## [WORK TO COMPLETE]
When the word "JSON" appears in a line of the data below, list that line.

DATA EXCERPTS Start Marker

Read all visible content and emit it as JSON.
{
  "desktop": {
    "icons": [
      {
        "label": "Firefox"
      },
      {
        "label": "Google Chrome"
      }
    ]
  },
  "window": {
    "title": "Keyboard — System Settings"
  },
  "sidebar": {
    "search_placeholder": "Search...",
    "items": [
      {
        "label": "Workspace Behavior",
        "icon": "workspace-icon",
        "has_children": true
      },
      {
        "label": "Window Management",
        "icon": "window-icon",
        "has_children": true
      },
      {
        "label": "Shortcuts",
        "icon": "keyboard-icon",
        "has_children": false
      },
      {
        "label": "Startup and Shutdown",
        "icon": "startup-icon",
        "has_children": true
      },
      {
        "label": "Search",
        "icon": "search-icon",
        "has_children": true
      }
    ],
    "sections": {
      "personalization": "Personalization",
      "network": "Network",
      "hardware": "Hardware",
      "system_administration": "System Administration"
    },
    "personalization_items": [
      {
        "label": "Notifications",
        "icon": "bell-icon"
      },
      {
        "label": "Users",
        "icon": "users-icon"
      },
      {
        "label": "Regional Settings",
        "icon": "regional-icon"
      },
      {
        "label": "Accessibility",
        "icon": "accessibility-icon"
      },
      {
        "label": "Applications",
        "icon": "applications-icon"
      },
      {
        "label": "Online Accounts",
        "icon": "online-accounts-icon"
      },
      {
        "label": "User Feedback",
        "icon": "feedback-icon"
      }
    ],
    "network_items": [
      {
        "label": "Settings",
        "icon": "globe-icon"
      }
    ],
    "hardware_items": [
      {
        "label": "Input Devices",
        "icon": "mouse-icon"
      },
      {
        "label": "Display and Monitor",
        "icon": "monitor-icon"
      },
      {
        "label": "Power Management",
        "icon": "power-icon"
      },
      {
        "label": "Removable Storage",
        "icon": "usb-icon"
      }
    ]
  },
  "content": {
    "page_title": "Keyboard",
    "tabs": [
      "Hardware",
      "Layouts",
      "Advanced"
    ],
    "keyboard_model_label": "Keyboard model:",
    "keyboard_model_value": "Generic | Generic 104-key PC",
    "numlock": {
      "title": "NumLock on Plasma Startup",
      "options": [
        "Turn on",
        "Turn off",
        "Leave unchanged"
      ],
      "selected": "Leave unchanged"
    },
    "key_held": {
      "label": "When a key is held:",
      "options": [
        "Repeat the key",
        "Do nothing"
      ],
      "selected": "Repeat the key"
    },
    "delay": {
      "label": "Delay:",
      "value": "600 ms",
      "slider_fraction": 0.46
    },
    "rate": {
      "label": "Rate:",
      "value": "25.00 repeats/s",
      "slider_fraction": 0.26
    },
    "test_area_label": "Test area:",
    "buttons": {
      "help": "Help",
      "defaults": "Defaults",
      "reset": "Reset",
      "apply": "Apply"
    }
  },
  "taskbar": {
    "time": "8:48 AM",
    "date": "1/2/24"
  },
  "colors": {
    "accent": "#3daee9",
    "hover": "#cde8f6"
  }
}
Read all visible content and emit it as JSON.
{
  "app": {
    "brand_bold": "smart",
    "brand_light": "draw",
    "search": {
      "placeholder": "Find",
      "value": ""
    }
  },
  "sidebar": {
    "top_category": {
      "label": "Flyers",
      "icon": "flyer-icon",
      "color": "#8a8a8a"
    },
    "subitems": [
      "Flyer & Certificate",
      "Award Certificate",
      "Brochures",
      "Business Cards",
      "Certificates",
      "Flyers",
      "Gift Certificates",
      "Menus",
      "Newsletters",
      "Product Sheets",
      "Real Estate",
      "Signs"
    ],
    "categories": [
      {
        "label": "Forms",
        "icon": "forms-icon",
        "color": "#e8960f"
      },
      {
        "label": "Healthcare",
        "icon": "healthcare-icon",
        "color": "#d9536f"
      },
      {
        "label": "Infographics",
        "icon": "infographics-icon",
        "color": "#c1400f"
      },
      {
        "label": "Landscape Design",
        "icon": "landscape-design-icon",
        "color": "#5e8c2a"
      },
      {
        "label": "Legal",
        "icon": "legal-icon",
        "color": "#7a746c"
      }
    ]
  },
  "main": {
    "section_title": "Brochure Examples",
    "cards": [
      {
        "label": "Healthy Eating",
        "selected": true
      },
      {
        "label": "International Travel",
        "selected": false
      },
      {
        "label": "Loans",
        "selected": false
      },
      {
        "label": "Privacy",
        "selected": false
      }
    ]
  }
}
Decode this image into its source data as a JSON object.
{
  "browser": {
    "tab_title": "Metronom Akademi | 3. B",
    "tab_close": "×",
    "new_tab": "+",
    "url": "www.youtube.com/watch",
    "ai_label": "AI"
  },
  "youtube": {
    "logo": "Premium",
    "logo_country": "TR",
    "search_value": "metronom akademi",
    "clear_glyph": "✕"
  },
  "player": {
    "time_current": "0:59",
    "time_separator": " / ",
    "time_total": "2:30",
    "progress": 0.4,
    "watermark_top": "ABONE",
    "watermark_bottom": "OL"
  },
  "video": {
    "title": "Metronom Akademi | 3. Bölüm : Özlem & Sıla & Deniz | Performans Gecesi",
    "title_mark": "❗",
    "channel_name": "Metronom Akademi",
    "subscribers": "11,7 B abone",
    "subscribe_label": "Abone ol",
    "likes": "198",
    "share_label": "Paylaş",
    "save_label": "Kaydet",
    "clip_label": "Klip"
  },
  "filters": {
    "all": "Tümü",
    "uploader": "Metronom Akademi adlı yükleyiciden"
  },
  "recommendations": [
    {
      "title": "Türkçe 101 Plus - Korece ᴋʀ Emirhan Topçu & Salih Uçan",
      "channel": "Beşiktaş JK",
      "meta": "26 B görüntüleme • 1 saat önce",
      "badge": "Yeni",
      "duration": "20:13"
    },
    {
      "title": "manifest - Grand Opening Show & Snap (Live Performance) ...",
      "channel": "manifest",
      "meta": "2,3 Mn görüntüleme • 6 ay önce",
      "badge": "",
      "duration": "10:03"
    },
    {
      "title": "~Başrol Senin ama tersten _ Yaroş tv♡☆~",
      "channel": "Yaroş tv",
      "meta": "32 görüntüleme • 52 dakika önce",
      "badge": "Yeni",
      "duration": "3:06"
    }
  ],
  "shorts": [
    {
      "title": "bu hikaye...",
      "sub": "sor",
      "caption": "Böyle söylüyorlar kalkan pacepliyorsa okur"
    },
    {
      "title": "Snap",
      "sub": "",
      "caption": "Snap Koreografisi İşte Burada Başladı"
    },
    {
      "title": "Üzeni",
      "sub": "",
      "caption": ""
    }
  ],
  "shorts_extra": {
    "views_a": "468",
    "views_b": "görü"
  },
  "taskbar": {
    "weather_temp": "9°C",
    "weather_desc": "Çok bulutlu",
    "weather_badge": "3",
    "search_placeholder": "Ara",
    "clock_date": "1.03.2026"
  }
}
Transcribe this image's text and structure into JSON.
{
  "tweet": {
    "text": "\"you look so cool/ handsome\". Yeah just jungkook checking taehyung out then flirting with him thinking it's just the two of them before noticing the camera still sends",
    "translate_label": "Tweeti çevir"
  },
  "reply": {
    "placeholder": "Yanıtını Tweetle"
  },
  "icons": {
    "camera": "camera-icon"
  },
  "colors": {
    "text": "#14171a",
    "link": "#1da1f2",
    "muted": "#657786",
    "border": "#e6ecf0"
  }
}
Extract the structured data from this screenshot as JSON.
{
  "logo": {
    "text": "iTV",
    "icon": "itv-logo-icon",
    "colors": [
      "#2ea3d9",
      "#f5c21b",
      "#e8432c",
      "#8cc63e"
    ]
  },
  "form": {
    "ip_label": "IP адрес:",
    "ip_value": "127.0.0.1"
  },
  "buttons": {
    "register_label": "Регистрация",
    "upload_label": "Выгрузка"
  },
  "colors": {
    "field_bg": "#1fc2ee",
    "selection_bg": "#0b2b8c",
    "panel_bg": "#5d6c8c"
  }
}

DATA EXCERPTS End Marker

## [ANSWER SECTION]
Read all visible content and emit it as JSON.
Read all visible content and emit it as JSON.
Decode this image into its source data as a JSON object.
Transcribe this image's text and structure into JSON.
Extract the structured data from this screenshot as JSON.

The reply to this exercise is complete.